The Quebec Federation of Medical Specialists, which represents more than 8,700 physicians in the province and sponsored the survey of its members, said yesterday that “75% of medical specialists would certainly or probably be favourable to euthanasia within a clearly defined legislative limit.”

And sometime this fall, it is expected that the Quebec College of Physicians and Surgeons, the licensing body for all doctors in the province, will ask the federal government to amend the Criminal Code to allow euthanasia in certain cases.
All this comes as Bill C-384, which would make euthanasia legal in some circumstances,  is going through second reading in the House of Commons. The private member’s bill, introduced by Bloc MP Francine Lalonde, is not expected to pass, but may reflect a growing acceptance of euthanasia and assisted suicide by Canadians.
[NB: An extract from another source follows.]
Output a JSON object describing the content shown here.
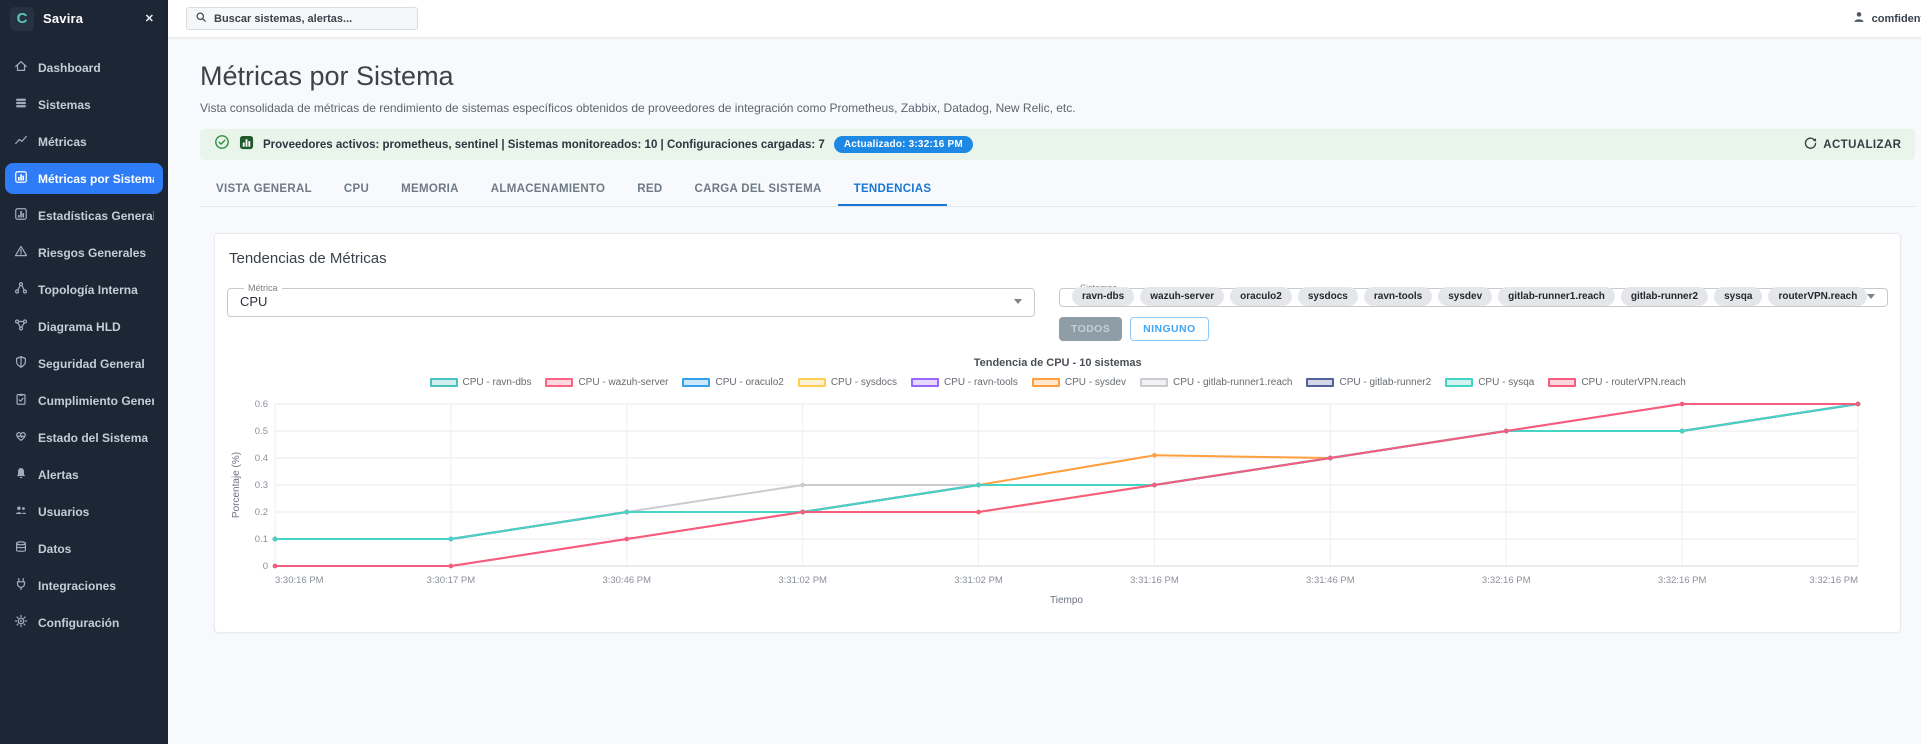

In the League’s view, much of Canadians’ presumed acceptance of euthanasia is driven by misinformation as to what is legal now, and the absence of palliative care facilities in many parts of Canada. On the first point, it is already legal to refuse treatment, and to administer sufficient painkiller even if a secondary effect could be to shorten life. A commitment to palliative care could go a long way to addressing the fears of extended, futile treatment or uncontrolled pain that often lie behind the belief that euthanasia can be acceptable.

On the other hand, to make an intentional act of killing legal would change the traditional healer role of the doctor, and create serious pressures on their religious and conscientious freedoms. As has been observed in the few jurisdictions that currently allow euthanasia or assisted suicide, it can also lead to diminished respect for the lives of the very ill, the frail elderly and seriously disabled.  

The League urges its members to continue their opposition to bill C-384, and any other liberalization of Canada’s euthanasia laws.

About CCRL
Catholic Civil Rights League ( assists in creating conditions within which Catholic teachings can be better understood, cooperates with other organizations in defending civil rights in Canada, and opposes defamation and discrimination against Catholics on the basis of their beliefs. CCRL was founded in 1985 as an independent lay organization and has chapters across Canada. The Catholic Civil Rights League is a Canadian non-profit organization entirely supported by the generosity of its members.

For further information: Joanne McGarry, Executive Director, 416-466-8244;